I liked the film a lot, though, and got a big kick out of it. I wouldn’t want to see them try it again but I appreciated everything that went into it and would gladly give it another screening. It should be viewed simply as another Indiana Jones film, albeit one made in and made for the 21st century. Looking at in any other way would be foolish, I think. Its not Tolstoy or Shakespeare or even McCartney and Lennon; its Indiana Jones and its one heckuva fun way to spend a few hours.

Sunday, May 18, 2008

The Sleeper Awakens...

Just finished reading THE SOMNAMBULIST, the debut novel from Jonathan Barnes. It's a very good book, not great, but very good.

It's a Victorian-era mystery/thriller/fantasy, full of weird characters and even weirder events. The main character is an aging stage magician who moonlights as a private investigator. His "sidekick" is a golem-like being known only as, you guessed it, the Somnambulist. This is barely the tip of the iceberg.

What keeps it from being great is, to me, a sort-of schizophrenia. The author doesn't seem to sure exactly what tone he wants to set here or what exactly he wants the novel to be. I'm all for way-out stuff, no problem there, but there are many moments in the narrative that are unsettling when compared to other parts. There are scenes of such hideous violence and rather strong language alongside much milder set pieces - the result is bumpy. I also never quite "believed" the setting, i.e., I wasn't get the full feeling of being in London of the time period. If that was on purpose, it didn't work.

On the upshot, there are a few characters that I loved, namely the sister of our protagonist, a crusading proto-feminist, and a pair of weirdos that you simply will have to read of to believe. By the end you will miss them yet also be glad they are no longer at your side. They're that weird. And there's a revelation towards the end which was an honest surprise for me and livened up the action.

Unfortunately, Edward Moon, the lead, isn't that gripping of a protagonist and is more pitiable than anything. His housekeeper pulls more sympathy and emotion from you than he.

All in all, I'm glad I read it. It's plot, that of struggling against an unknown faction desiring to change London to its own vision, is one that I suspect the author sees much similarity in a certain organization of today. If you read it as I did, and you agree with the satire or lampooning, it can be rewarding.

Tuesday, May 13, 2008

Down the Bat Pole to WallyWorld: A Geek's Tale

So I stopped by WalMart today on my way from one of my work locations to another - the only reason I go there is to look for toys. For some reason I've found that its the retailer I have the most luck with, (home of McQuarrie Concept Star Wars action figures!) and this particular 'Mart is kind of away from scalping eyes.
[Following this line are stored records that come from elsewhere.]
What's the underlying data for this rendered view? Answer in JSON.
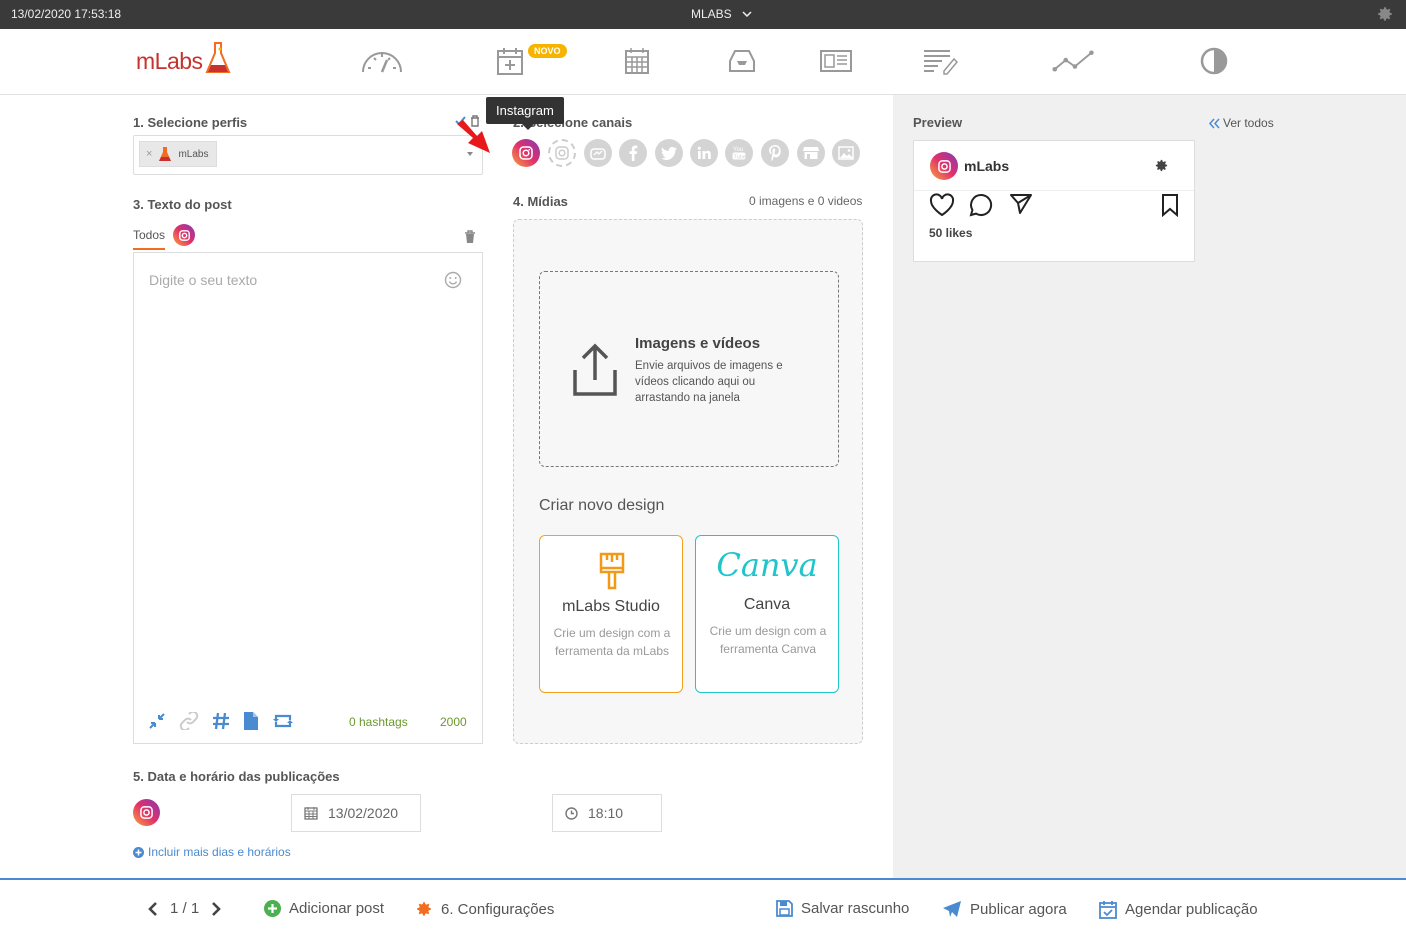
{
  "sysbar": {
    "datetime": "13/02/2020 17:53:18",
    "account": "MLABS"
  },
  "nav": {
    "logo_text": "mLabs",
    "badge_novo": "NOVO"
  },
  "tooltip": "Instagram",
  "profiles": {
    "title": "1. Selecione perfis",
    "chip_label": "mLabs"
  },
  "channels": {
    "title": "2. Selecione canais"
  },
  "post_text": {
    "title": "3. Texto do post",
    "tab_all": "Todos",
    "placeholder": "Digite o seu texto",
    "hashtags": "0 hashtags",
    "chars_left": "2000"
  },
  "media": {
    "title": "4. Mídias",
    "count": "0 imagens e 0 videos",
    "upload_title": "Imagens e vídeos",
    "upload_desc": "Envie arquivos de imagens e vídeos clicando aqui ou arrastando na janela",
    "design_heading": "Criar novo design",
    "studio_name": "mLabs Studio",
    "studio_desc": "Crie um design com a ferramenta da mLabs",
    "canva_logo": "Canva",
    "canva_name": "Canva",
    "canva_desc": "Crie um design com a ferramenta Canva"
  },
  "schedule": {
    "title": "5. Data e horário das publicações",
    "date": "13/02/2020",
    "time": "18:10",
    "add_more": "Incluir mais dias e horários"
  },
  "preview": {
    "title": "Preview",
    "see_all": "Ver todos",
    "profile_name": "mLabs",
    "likes": "50 likes"
  },
  "footer": {
    "pager": "1 / 1",
    "add_post": "Adicionar post",
    "settings": "6. Configurações",
    "save_draft": "Salvar rascunho",
    "publish_now": "Publicar agora",
    "schedule": "Agendar publicação"
  },
  "colors": {
    "accent_orange": "#f26c21",
    "link_blue": "#4a8ad0",
    "counter_green": "#6a9b2b",
    "canva_teal": "#20c4cb",
    "logo_red": "#c7322f"
  }
}
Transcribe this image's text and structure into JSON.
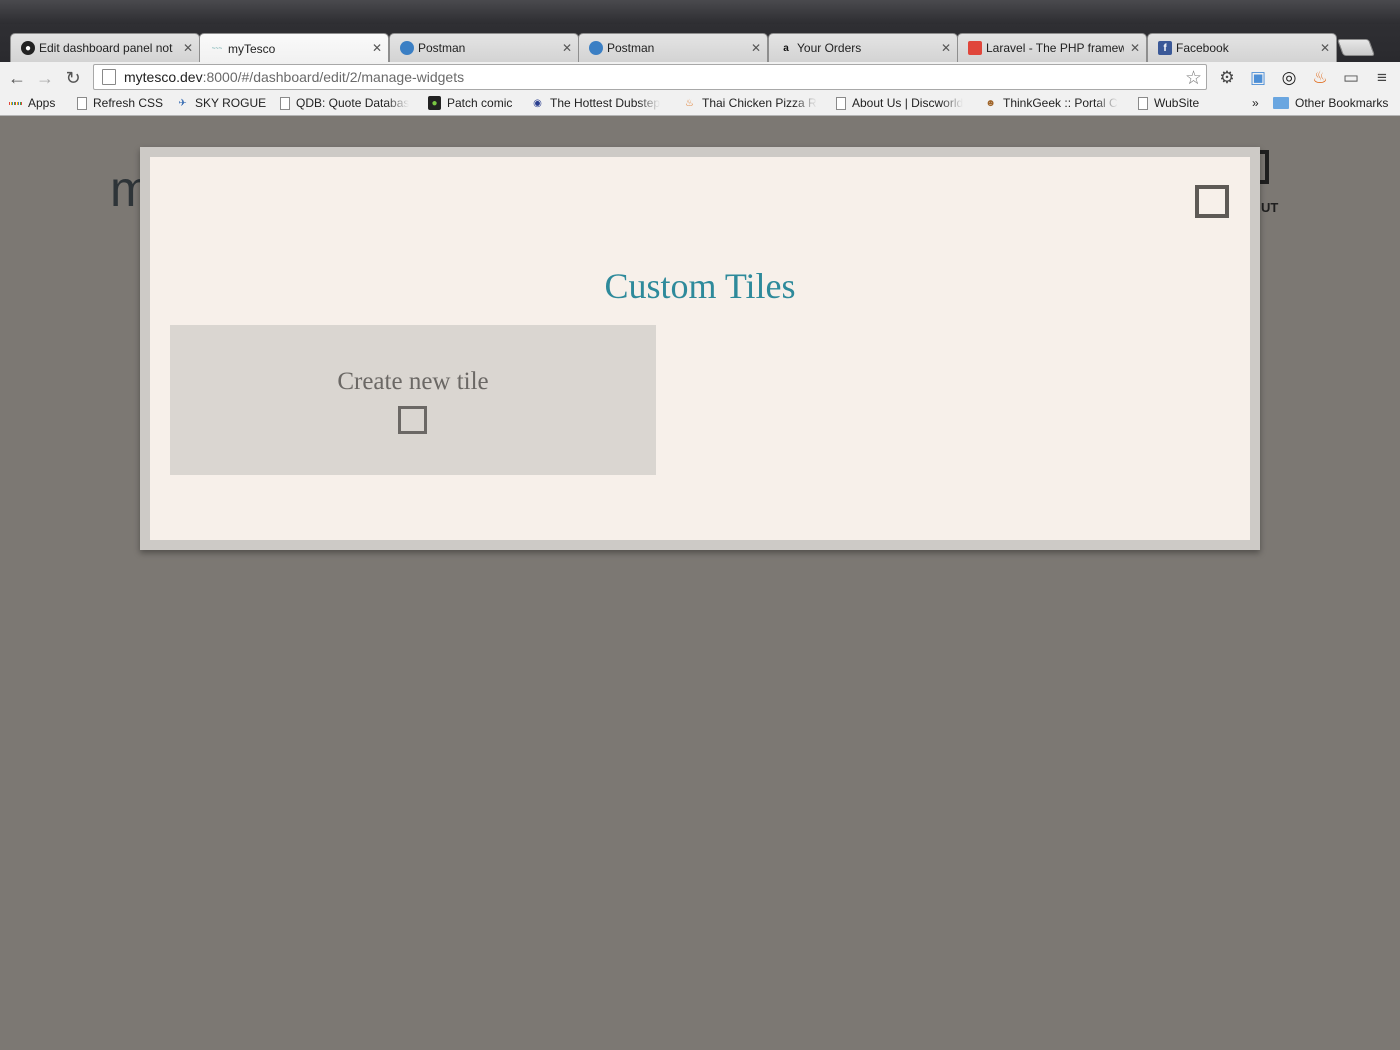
{
  "browser": {
    "tabs": [
      {
        "title": "Edit dashboard panel not",
        "icon": "github-icon",
        "active": false
      },
      {
        "title": "myTesco",
        "icon": "tesco-icon",
        "active": true
      },
      {
        "title": "Postman",
        "icon": "globe-icon",
        "active": false
      },
      {
        "title": "Postman",
        "icon": "globe-icon",
        "active": false
      },
      {
        "title": "Your Orders",
        "icon": "amazon-icon",
        "active": false
      },
      {
        "title": "Laravel - The PHP framew",
        "icon": "laravel-icon",
        "active": false
      },
      {
        "title": "Facebook",
        "icon": "facebook-icon",
        "active": false
      }
    ],
    "url": {
      "host": "mytesco.dev",
      "rest": ":8000/#/dashboard/edit/2/manage-widgets"
    },
    "bookmarks": [
      {
        "label": "Apps",
        "icon": "apps-grid-icon"
      },
      {
        "label": "Refresh CSS",
        "icon": "page-icon"
      },
      {
        "label": "SKY ROGUE",
        "icon": "jet-icon"
      },
      {
        "label": "QDB: Quote Databas",
        "icon": "page-icon"
      },
      {
        "label": "Patch comic",
        "icon": "patch-icon"
      },
      {
        "label": "The Hottest Dubstep",
        "icon": "dubstep-icon"
      },
      {
        "label": "Thai Chicken Pizza R",
        "icon": "recipe-icon"
      },
      {
        "label": "About Us | Discworld",
        "icon": "page-icon"
      },
      {
        "label": "ThinkGeek :: Portal C",
        "icon": "thinkgeek-icon"
      },
      {
        "label": "WubSite",
        "icon": "page-icon"
      }
    ],
    "overflow_label": "»",
    "other_bookmarks": "Other Bookmarks"
  },
  "background_page": {
    "logo_fragment": "m",
    "nav_fragment": "UT"
  },
  "modal": {
    "title": "Custom Tiles",
    "tiles": [
      {
        "label": "Create new tile",
        "icon": "add-square-icon"
      }
    ]
  },
  "colors": {
    "overlay": "#7c7873",
    "modal_bg": "#f7f0ea",
    "title": "#2e8a9b",
    "tile_bg": "#dad6d1"
  }
}
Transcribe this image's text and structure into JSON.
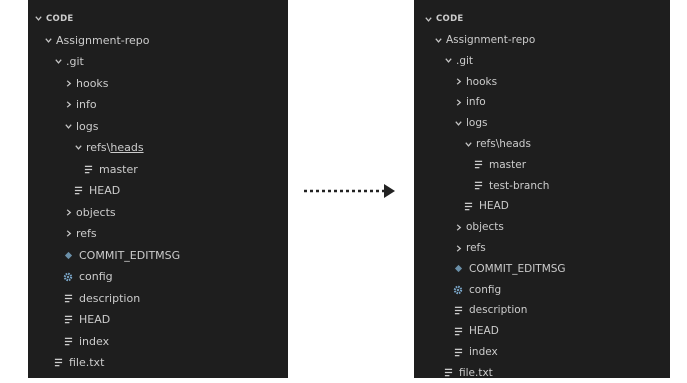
{
  "left": {
    "header": "CODE",
    "items": [
      {
        "label": "Assignment-repo",
        "depth": 1,
        "kind": "folder-open"
      },
      {
        "label": ".git",
        "depth": 2,
        "kind": "folder-open"
      },
      {
        "label": "hooks",
        "depth": 3,
        "kind": "folder-closed"
      },
      {
        "label": "info",
        "depth": 3,
        "kind": "folder-closed"
      },
      {
        "label": "logs",
        "depth": 3,
        "kind": "folder-open"
      },
      {
        "label": "refs\\",
        "label2": "heads",
        "depth": 4,
        "kind": "folder-open"
      },
      {
        "label": "master",
        "depth": 5,
        "kind": "file-lines"
      },
      {
        "label": "HEAD",
        "depth": 4,
        "kind": "file-lines"
      },
      {
        "label": "objects",
        "depth": 3,
        "kind": "folder-closed"
      },
      {
        "label": "refs",
        "depth": 3,
        "kind": "folder-closed"
      },
      {
        "label": "COMMIT_EDITMSG",
        "depth": 3,
        "kind": "file-diamond"
      },
      {
        "label": "config",
        "depth": 3,
        "kind": "file-gear"
      },
      {
        "label": "description",
        "depth": 3,
        "kind": "file-lines"
      },
      {
        "label": "HEAD",
        "depth": 3,
        "kind": "file-lines"
      },
      {
        "label": "index",
        "depth": 3,
        "kind": "file-lines"
      },
      {
        "label": "file.txt",
        "depth": 2,
        "kind": "file-lines"
      }
    ]
  },
  "right": {
    "header": "CODE",
    "items": [
      {
        "label": "Assignment-repo",
        "depth": 1,
        "kind": "folder-open"
      },
      {
        "label": ".git",
        "depth": 2,
        "kind": "folder-open"
      },
      {
        "label": "hooks",
        "depth": 3,
        "kind": "folder-closed"
      },
      {
        "label": "info",
        "depth": 3,
        "kind": "folder-closed"
      },
      {
        "label": "logs",
        "depth": 3,
        "kind": "folder-open"
      },
      {
        "label": "refs\\heads",
        "depth": 4,
        "kind": "folder-open"
      },
      {
        "label": "master",
        "depth": 5,
        "kind": "file-lines"
      },
      {
        "label": "test-branch",
        "depth": 5,
        "kind": "file-lines"
      },
      {
        "label": "HEAD",
        "depth": 4,
        "kind": "file-lines"
      },
      {
        "label": "objects",
        "depth": 3,
        "kind": "folder-closed"
      },
      {
        "label": "refs",
        "depth": 3,
        "kind": "folder-closed"
      },
      {
        "label": "COMMIT_EDITMSG",
        "depth": 3,
        "kind": "file-diamond"
      },
      {
        "label": "config",
        "depth": 3,
        "kind": "file-gear"
      },
      {
        "label": "description",
        "depth": 3,
        "kind": "file-lines"
      },
      {
        "label": "HEAD",
        "depth": 3,
        "kind": "file-lines"
      },
      {
        "label": "index",
        "depth": 3,
        "kind": "file-lines"
      },
      {
        "label": "file.txt",
        "depth": 2,
        "kind": "file-lines"
      }
    ]
  },
  "icons": {
    "folder-open": "chevron-down-icon",
    "folder-closed": "chevron-right-icon",
    "file-lines": "text-file-icon",
    "file-diamond": "commit-message-file-icon",
    "file-gear": "config-gear-icon"
  },
  "colors": {
    "panel_bg": "#1e1e1e",
    "text": "#cccccc",
    "diamond": "#6a8fa8",
    "gear": "#7aa6c8",
    "arrow": "#222222"
  }
}
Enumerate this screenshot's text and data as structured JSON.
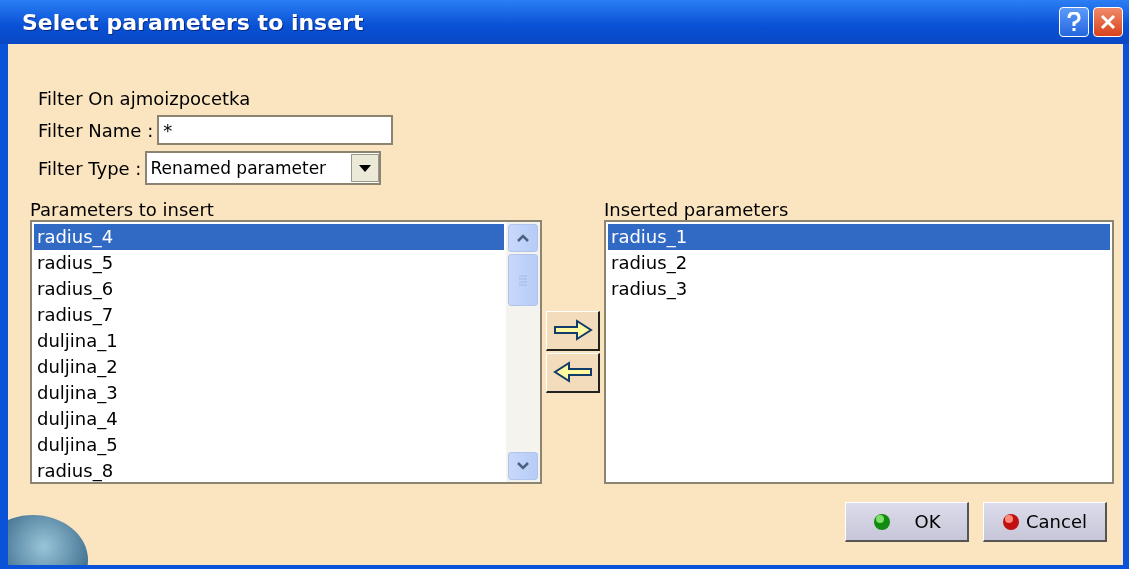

Anyway, I had heard that the new 1/50 wave of Bat-vehicles from the fine folk at Hot Wheels/Mattelwere hitting the Wally shelves and I felt lucky today -- turns out the ol' Spidey-sense was hitting the high notes as I stumbled upon the aforementioned Bat-vehicles. First I espied an empty cardboard dump/display for them, then saw a down-on-one-knee employee unpacking in another aisle, then the plastic and metal crack themselves over by the action figures (not the Hot Wheels section). Checking myself and realizing I had little to no shame or scruples left in me, I approached the employee, sheepishly, sheepishly.

"Excuse me," say I, head bowed, reverential. "I hate to be a geek about it -- but do you have any more of these?" I held up the 1/50 Bat-cycle from the 1966 Batman show, it clearly being cool but not the 1/50 Batmobile I was really looking for.

The employee smiled up at me, knowingly, judging me for geek-ness. Was I only funning him or was I truly a geek? So many had approached His Holiness, but never admitting said geek-ness in such an up-front manner.

"No," he said. "That's all that's left."

I stammered that there was an empty dump, seemingly just unpacked, and, and, and... Alas, he was a wall. A brick wall. Another Wally soldier, a bulwark against middle-aged geeks such as myself, admitted or otherwise. The sacred wafers-with-wheels had long been unpacked and rifled through by other pilgrims. Hosannah.

I grasped my Bat-cycle to my bosom, happy that I had at least something to show for my digression to the holy playing fields of Elysium - known here on Midgard as WalMart.

I am richer for it.